:: Action item ::
When a line of the listing below has the string "JSON" in it, copy that line.

——

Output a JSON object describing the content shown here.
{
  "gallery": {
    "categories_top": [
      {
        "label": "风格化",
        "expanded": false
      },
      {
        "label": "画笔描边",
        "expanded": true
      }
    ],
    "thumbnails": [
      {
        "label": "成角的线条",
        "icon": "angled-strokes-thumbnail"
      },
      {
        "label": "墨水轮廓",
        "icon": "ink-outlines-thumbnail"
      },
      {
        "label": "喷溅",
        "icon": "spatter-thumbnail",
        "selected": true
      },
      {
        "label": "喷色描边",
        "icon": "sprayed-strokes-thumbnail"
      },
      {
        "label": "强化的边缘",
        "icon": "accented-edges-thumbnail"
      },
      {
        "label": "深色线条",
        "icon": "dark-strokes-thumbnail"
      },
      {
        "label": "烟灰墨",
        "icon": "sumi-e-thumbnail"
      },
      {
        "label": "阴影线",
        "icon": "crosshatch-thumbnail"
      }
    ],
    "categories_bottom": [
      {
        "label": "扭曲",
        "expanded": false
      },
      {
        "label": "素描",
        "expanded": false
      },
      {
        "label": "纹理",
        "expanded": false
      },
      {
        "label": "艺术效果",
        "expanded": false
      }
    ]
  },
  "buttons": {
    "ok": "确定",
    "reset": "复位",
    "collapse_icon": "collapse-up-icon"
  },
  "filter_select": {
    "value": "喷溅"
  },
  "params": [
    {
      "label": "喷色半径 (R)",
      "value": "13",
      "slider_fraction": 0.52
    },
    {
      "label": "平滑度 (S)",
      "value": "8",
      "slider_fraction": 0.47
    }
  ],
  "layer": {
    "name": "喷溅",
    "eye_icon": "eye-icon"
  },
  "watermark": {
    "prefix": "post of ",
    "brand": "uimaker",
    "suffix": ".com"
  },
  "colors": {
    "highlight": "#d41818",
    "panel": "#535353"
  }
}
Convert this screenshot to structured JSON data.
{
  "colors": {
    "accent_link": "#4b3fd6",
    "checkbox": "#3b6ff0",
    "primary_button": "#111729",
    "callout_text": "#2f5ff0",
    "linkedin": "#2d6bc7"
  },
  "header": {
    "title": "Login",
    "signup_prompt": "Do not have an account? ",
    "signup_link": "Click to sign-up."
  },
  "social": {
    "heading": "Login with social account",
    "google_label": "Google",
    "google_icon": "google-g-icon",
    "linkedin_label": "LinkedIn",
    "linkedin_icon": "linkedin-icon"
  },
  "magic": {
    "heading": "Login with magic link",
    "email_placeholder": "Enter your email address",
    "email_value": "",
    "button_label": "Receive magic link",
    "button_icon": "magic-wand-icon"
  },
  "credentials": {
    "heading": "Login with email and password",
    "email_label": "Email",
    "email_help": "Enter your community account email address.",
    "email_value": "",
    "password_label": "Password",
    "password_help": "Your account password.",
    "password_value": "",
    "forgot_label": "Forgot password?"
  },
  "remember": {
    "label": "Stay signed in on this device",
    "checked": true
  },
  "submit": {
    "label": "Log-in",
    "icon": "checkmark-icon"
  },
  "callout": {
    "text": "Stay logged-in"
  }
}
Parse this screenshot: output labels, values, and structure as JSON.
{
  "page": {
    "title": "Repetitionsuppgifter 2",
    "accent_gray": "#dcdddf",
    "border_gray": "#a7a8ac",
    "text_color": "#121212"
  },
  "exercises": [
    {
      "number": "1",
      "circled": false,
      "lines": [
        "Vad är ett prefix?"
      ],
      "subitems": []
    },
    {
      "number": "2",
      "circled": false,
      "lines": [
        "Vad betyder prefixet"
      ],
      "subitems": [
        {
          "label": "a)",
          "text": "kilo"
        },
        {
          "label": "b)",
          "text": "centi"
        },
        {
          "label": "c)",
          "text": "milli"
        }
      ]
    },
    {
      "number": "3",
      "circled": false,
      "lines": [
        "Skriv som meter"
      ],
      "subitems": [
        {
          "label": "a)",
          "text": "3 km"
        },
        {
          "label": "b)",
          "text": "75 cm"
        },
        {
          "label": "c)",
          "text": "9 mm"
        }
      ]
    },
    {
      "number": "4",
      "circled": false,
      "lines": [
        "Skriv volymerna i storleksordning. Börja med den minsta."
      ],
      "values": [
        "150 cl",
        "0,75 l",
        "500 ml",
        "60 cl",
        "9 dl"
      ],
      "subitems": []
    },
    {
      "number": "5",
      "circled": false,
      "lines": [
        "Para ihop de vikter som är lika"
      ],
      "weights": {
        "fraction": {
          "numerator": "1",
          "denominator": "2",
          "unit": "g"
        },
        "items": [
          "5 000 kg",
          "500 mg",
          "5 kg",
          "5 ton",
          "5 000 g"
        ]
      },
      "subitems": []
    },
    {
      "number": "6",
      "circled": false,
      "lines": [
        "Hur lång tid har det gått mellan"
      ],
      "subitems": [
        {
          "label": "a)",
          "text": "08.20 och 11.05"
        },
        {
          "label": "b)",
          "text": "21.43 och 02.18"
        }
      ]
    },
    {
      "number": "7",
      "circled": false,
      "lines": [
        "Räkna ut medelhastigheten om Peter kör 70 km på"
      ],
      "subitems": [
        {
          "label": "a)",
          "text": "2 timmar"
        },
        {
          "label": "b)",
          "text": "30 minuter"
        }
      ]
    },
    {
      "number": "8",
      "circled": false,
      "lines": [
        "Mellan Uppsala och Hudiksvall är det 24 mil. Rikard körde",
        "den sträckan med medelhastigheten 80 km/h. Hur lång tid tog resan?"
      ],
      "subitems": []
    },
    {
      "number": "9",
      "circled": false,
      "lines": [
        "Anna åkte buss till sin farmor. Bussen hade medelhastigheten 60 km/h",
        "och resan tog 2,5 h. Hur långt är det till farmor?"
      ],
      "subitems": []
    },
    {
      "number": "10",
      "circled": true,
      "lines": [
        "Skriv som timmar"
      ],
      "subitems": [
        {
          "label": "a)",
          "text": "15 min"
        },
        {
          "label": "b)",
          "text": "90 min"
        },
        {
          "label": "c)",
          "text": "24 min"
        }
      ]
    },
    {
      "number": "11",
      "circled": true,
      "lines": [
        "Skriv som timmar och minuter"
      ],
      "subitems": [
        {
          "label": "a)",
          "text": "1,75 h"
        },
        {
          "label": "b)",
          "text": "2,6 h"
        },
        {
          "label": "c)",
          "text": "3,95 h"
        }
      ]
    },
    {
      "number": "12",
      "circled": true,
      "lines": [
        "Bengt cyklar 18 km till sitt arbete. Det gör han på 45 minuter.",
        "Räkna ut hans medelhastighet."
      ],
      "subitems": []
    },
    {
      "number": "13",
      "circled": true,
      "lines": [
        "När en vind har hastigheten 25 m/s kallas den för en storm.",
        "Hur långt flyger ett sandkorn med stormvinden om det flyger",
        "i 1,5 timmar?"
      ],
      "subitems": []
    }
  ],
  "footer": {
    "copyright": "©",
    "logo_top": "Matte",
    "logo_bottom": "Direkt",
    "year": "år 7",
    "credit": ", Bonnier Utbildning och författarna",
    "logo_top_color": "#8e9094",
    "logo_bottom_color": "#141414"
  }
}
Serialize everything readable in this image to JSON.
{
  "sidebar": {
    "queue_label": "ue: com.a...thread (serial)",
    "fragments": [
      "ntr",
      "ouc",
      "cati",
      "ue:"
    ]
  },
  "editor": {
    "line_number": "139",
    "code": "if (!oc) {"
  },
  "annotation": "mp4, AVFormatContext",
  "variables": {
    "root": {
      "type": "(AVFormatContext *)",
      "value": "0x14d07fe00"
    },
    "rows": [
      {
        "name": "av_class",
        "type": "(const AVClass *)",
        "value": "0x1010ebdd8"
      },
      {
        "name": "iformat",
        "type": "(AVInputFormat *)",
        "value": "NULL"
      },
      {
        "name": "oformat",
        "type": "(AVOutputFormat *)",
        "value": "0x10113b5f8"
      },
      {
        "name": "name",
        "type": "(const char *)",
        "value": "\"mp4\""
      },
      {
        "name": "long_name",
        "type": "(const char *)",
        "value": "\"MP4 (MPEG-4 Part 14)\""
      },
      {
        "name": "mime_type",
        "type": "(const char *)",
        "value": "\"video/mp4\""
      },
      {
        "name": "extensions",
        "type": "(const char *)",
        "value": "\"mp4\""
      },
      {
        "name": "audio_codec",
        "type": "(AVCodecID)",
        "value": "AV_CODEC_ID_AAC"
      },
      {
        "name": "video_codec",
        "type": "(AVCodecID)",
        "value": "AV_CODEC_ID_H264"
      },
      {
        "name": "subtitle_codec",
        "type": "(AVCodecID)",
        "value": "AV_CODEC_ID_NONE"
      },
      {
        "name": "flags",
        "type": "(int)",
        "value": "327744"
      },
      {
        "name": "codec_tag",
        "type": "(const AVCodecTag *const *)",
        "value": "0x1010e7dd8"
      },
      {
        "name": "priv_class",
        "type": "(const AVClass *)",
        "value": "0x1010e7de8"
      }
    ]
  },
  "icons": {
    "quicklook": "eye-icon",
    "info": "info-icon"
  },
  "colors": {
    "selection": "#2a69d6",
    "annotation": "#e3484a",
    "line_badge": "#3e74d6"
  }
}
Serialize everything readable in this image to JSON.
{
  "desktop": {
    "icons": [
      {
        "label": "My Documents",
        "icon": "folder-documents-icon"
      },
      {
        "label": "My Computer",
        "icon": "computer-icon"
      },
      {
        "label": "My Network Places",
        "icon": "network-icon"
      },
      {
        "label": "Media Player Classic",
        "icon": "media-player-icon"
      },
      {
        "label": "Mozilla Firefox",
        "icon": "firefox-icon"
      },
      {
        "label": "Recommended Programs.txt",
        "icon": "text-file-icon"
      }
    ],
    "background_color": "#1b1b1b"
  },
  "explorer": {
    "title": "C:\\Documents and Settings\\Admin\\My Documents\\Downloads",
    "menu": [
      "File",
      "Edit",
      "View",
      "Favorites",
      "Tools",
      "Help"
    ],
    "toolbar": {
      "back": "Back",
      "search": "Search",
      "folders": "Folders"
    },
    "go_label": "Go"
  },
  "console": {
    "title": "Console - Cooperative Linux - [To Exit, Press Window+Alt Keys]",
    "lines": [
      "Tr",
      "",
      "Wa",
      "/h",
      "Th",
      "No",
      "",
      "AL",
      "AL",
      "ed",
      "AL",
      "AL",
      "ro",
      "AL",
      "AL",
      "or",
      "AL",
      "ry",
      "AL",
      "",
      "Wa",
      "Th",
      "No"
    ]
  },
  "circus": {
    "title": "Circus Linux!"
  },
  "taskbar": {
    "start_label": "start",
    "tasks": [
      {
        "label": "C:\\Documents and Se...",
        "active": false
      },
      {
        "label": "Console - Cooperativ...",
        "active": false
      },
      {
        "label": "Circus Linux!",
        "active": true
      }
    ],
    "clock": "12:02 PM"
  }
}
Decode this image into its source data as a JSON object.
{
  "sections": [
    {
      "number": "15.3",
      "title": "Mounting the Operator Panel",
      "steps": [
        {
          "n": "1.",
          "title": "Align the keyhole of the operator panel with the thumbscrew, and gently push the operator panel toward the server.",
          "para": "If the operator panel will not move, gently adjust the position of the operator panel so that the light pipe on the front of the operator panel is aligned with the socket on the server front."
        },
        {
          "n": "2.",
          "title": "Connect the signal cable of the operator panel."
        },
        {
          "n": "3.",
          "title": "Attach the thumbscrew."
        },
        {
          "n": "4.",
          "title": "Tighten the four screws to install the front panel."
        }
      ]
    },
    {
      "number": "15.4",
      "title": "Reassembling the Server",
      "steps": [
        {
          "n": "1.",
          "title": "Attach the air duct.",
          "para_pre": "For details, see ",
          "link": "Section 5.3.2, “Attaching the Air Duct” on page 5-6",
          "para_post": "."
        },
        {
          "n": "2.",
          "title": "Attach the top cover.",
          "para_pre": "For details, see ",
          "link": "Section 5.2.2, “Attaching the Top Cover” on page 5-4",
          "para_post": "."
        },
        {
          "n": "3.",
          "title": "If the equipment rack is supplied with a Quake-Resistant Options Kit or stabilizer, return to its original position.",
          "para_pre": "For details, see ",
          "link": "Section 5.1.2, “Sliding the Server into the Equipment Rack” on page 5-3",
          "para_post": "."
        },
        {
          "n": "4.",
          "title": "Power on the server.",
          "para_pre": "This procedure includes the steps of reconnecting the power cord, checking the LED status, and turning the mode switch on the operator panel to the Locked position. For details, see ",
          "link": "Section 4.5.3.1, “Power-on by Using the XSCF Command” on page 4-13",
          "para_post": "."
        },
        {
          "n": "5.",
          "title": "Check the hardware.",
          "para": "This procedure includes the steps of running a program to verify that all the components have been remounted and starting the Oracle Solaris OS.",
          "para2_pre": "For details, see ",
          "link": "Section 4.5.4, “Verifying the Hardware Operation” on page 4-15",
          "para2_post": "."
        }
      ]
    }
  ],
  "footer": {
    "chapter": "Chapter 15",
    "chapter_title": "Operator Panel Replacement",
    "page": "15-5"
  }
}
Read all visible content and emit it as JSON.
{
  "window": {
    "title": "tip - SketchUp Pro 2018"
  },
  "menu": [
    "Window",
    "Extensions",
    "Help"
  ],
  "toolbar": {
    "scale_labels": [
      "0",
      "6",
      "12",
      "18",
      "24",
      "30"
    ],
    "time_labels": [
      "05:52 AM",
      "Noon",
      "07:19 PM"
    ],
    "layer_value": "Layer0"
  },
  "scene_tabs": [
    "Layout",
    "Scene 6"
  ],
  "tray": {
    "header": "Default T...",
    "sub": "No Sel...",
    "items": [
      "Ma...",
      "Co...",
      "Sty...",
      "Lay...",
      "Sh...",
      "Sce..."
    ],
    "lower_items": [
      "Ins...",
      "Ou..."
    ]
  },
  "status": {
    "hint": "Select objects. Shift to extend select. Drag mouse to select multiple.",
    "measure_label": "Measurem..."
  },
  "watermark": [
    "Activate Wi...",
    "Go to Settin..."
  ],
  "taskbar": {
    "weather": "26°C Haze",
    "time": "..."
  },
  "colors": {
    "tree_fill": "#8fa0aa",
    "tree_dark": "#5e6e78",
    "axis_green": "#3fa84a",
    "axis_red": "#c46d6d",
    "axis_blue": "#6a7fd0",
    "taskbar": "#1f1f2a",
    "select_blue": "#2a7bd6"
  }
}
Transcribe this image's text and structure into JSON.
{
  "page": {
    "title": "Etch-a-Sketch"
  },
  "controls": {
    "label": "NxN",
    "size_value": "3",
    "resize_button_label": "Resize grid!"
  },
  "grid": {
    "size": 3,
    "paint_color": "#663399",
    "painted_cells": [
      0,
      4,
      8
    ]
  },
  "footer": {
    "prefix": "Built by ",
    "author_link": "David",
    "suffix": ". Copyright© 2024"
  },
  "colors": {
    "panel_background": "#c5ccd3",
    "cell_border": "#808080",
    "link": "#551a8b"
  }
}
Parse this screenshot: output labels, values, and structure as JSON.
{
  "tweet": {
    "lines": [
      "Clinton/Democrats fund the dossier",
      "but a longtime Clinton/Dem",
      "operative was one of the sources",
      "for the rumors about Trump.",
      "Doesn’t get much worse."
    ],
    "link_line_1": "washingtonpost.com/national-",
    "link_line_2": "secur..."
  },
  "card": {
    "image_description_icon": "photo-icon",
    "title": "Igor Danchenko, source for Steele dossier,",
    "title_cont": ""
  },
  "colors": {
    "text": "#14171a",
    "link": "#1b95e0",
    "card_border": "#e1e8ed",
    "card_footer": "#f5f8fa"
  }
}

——

:: Exercise answer ::
Output a JSON object describing the content shown here.
Convert this screenshot to structured JSON data.
Parse this screenshot: output labels, values, and structure as JSON.
Serialize everything readable in this image to JSON.
Serialize everything readable in this image to JSON.
Decode this image into its source data as a JSON object.
Read all visible content and emit it as JSON.
Transcribe this image's text and structure into JSON.
Parse this screenshot: output labels, values, and structure as JSON.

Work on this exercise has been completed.